Task >>
Please copy each line in the records below that contains the string "role".

START Information shown

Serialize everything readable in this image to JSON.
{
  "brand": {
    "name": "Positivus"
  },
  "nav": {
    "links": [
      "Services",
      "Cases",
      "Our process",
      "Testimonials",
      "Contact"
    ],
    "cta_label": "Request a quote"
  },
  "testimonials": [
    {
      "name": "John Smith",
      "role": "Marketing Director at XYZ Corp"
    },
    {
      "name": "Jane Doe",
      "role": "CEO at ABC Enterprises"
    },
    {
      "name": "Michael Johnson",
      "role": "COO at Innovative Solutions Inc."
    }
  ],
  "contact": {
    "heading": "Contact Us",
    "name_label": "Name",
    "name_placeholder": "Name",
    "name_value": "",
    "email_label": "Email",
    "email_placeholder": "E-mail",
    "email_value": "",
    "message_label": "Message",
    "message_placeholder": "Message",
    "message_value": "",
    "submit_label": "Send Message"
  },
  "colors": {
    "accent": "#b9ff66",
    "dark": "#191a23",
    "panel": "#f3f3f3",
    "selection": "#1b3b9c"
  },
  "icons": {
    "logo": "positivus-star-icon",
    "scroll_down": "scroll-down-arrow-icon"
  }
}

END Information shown

Problem solution >>
      "role": "Marketing Director at XYZ Corp"
      "role": "CEO at ABC Enterprises"
      "role": "COO at Innovative Solutions Inc."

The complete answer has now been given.